Rocks crunching beneath their shoes, they walked in silence. Despite Remy’s mood, Amy was enjoying the brightness of the sun, the vivid red geraniums and the sweetness of the lavender as they topped the hill in search of the Alfa Romeo.
Just as they reached it, she heard a roar, and a green Renault careened straight at them. Swerving almost into Remy the driver hit the brakes at the last minute. Jumping out of the way, Remy grabbed Amy and circled her with his arms protectively.
Yelling Remy’s name, the driver charged out of the Renault like a bull.
The solid fellow looked tough enough to do real damage even though he barely came up to Remy’s shoulder. He wore rough, faded work clothes, and his blue eyes burned so hotly Amy wondered if he’d already been drinking.
“Murderer! You think you’re smart because they let you off? You think your money can buy anything, even justice for my son’s death!”
“I’m as sorry about André as you are, Maurice.”
“You! You don’t know anything!”
Maurice held up a fist. Then he took a step backward and slammed it down on the hood of the Alfa Romeo with so much force he dented it. He began to hurl further abuse at Remy, making violent hand gestures as he did so. His vernacular French was not entirely comprehensible to Amy, but Remy turned so pale she began to tremble.
White-lipped, Remy grabbed Amy’s arm. Leading her around to the passenger side of the car, he yanked her door open and said, “Get in.”
When he raced back around to the driver’s side, Maurice hurled himself at Amy’s window.
He spat heavily on the ground. “Stupid girl! You should have nothing to do with this man. He killed my son! He’s dangerous! He hurts everybody he touches—especially women! He drives like a maniac!”
Remy strode back around the car. “Maurice, you’d better leave her alone.”
“Or what? You’ll call the police? You think you’re safe because you own this town, don’t you.”
“If you want to talk to me, make an appointment with my secretary.” Remy held out a business card. “I’ll be happy to see you anytime.”
Maurice grabbed it and shredded it, then hurled the bits at Remy. He spat on the ground again. “I’ll see you in hell. That’s where I’ll see you.”
“Fine.” Remy got into his car, slammed the door and jammed his key in the ignition. The engine roared to life.
Careful of Maurice, whose bulk was blocking half the lane, Remy shifted and drove up on the curb to avoid the man and get away. Only when they were outside the village did he speed up, but his face remained grim. He gripped the wheel so hard, his knuckles punched the skin like bleached bones.

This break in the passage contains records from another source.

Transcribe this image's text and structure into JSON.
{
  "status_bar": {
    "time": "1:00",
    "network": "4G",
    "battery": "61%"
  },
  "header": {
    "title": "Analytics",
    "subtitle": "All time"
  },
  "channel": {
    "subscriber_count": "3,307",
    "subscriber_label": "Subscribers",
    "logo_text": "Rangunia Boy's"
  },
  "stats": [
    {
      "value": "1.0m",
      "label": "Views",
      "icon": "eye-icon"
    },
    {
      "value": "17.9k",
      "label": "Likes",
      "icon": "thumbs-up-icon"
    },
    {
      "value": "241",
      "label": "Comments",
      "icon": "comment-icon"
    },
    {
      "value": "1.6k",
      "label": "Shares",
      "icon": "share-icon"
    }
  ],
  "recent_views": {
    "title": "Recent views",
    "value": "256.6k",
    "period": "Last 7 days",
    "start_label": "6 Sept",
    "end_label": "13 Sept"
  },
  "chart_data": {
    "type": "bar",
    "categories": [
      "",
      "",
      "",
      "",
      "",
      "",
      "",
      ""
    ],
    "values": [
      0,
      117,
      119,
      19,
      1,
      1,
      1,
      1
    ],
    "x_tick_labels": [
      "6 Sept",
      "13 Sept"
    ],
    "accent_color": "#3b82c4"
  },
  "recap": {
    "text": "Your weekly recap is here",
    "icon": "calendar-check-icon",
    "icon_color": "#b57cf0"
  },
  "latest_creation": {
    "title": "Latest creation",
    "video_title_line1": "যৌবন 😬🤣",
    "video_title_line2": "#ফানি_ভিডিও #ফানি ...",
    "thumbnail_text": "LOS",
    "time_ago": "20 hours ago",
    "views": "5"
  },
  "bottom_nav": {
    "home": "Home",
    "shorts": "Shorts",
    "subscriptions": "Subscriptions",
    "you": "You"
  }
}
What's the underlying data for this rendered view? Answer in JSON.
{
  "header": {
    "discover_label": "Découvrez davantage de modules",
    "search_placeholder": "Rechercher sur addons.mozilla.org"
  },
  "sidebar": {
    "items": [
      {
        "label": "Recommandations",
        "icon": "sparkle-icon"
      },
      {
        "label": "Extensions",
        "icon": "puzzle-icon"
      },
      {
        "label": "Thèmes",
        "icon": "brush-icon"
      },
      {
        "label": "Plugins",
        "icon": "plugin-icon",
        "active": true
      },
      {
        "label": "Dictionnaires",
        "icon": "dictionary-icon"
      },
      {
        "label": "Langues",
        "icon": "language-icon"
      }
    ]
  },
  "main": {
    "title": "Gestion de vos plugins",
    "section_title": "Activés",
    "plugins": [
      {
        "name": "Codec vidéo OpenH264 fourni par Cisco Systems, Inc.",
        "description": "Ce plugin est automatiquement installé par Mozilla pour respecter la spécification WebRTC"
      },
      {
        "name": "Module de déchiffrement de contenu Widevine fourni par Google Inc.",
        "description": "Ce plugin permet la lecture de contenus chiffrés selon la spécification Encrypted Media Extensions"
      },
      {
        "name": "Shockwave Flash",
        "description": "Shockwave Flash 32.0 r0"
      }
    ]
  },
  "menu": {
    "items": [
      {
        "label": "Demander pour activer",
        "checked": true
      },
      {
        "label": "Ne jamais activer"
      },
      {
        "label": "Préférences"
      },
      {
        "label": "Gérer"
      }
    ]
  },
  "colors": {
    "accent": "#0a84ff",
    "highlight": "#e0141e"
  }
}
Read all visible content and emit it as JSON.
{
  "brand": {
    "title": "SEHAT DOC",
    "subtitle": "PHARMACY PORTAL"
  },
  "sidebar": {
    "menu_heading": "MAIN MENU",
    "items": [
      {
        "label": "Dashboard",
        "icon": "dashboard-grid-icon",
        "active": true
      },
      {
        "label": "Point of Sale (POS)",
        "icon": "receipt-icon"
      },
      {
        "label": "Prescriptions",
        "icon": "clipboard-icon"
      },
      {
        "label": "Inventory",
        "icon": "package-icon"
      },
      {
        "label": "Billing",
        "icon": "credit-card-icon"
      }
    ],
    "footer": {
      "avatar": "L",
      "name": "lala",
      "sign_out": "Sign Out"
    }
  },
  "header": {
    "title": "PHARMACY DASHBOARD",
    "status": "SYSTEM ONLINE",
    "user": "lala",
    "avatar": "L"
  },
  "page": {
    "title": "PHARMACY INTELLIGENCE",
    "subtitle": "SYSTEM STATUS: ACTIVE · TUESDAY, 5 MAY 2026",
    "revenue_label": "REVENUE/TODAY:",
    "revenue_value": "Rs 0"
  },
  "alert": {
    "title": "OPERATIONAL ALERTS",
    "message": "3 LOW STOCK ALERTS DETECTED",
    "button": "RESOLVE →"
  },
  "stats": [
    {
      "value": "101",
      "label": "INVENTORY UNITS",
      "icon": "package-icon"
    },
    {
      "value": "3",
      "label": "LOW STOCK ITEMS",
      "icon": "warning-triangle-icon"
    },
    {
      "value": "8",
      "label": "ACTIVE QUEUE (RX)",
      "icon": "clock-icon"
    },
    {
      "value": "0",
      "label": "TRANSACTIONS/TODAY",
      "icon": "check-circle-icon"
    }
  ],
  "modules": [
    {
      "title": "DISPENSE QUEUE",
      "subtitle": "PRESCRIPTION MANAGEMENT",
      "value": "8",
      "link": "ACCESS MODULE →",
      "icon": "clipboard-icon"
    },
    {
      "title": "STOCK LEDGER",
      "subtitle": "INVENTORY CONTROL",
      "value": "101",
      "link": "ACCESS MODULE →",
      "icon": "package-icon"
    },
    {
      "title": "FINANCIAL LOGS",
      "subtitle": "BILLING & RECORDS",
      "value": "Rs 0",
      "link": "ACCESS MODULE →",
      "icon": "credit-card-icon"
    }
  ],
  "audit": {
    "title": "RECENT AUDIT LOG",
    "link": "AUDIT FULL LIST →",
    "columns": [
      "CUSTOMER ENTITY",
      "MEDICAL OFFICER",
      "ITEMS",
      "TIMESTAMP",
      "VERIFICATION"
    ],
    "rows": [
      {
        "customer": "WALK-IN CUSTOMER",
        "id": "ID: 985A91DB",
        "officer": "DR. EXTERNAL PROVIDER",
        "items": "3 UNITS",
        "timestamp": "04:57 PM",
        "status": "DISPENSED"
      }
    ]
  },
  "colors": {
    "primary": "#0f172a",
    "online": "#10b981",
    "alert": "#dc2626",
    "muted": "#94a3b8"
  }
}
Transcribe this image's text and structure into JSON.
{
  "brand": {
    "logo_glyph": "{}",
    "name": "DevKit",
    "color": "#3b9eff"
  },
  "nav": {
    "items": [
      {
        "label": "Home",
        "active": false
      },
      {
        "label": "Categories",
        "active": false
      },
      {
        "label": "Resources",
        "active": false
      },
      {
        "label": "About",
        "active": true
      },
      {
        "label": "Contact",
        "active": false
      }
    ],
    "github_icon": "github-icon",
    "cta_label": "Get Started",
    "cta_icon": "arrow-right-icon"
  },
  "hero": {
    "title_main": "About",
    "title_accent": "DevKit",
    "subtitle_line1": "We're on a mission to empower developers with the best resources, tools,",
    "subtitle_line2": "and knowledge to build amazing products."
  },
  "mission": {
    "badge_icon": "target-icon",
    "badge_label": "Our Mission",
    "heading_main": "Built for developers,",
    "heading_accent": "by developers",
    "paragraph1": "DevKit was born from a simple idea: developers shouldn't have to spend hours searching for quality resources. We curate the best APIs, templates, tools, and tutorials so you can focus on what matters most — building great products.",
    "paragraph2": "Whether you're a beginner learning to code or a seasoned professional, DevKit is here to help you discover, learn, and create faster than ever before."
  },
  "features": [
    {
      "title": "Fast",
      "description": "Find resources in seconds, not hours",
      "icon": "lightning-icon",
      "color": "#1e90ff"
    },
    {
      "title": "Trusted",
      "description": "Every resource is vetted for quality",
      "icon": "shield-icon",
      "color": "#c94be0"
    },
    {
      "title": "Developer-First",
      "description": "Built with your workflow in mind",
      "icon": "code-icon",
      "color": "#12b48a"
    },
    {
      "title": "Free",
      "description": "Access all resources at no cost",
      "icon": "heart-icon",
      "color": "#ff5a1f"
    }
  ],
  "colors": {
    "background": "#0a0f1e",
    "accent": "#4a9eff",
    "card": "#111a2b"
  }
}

Even when the village was several miles behind them, his fury, grief and self-loathing remained such a presence in the car that Amy grew close to tears. What must he have suffered this past year?
“Are you cold?” he asked her. “Do you want the top up?”
She pushed her braid back. “No, I’m fine.”
“Right.” Jamming his foot down on the accelerator, he sped toward Château Serene as if chased by demons.
She thought he wanted to be rid of her so he could be alone. But when he pulled up in the curving stone drive of Château Serene and stopped, he reached across her to open her door.
“I wish I could have spared you that little scene,” he said.
He drew a deep, resigned breath. For the next few minutes he was silent. “Look, if you’ve changed your mind…about seeing me for a month, I’ll understand.”
She buried her face in her hands and shook her head.
“I can’t see you until tomorrow. Apparently I have a previous engagement today.”
“Oh.” Looking up, she fought to hide her disappointment. Not that she asked questions. He had a life.
His jaw was set. His expression was so dark and cold, her eyes began to burn. Determined to escape before she broke down completely, she quickly scooted toward her open door. But when she would have gotten out, his arm snaked across the back of the seat and pulled her to him.
“You’re not crying, are you?”
“No!” When she felt dampness oozing down her cheeks, she sniffed. “Sinuses. I’m allergic to the cypresses.”
“Liar.” He crushed her to him, stroking her face and hair. “I’m sorry. I had a great time until my mother called and Maurice showed up. I’ll miss you today.” He kissed each cheek, tasting her hot, salty tears. “What will you do with all your free time?”
“You’re sweet. I don’t deserve you,” he whispered. Then he let her go.